| What you are asked to do |
For the entries below, count the lines that contain the word "transmisión" and reply with that number only.
═══
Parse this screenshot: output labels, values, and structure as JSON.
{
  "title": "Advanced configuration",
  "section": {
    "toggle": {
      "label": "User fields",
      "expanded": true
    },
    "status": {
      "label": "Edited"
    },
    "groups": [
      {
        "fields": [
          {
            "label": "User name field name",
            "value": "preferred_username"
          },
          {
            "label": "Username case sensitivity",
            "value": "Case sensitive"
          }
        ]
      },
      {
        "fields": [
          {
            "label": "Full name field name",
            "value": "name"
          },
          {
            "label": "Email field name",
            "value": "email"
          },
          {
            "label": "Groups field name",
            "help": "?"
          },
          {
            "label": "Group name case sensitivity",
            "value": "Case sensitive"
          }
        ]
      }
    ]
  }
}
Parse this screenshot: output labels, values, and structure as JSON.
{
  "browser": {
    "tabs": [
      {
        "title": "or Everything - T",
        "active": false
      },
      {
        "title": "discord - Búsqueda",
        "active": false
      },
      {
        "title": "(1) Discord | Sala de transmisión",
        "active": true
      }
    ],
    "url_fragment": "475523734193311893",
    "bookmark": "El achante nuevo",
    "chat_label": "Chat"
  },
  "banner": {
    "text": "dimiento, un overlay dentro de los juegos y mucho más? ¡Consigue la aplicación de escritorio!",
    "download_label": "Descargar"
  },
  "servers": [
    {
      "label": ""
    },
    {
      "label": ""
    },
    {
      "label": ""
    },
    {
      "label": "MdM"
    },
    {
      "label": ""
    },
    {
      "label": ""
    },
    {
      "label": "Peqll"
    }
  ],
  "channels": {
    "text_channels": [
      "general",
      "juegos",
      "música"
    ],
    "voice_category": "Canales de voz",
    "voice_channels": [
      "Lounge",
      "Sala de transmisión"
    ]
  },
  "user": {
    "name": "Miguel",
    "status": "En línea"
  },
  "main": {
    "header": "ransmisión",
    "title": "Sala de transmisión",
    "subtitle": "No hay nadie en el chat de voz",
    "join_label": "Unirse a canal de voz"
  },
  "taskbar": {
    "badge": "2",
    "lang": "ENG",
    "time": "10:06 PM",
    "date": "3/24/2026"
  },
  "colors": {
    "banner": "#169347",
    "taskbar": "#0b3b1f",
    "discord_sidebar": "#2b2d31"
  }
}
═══
| Written response |
3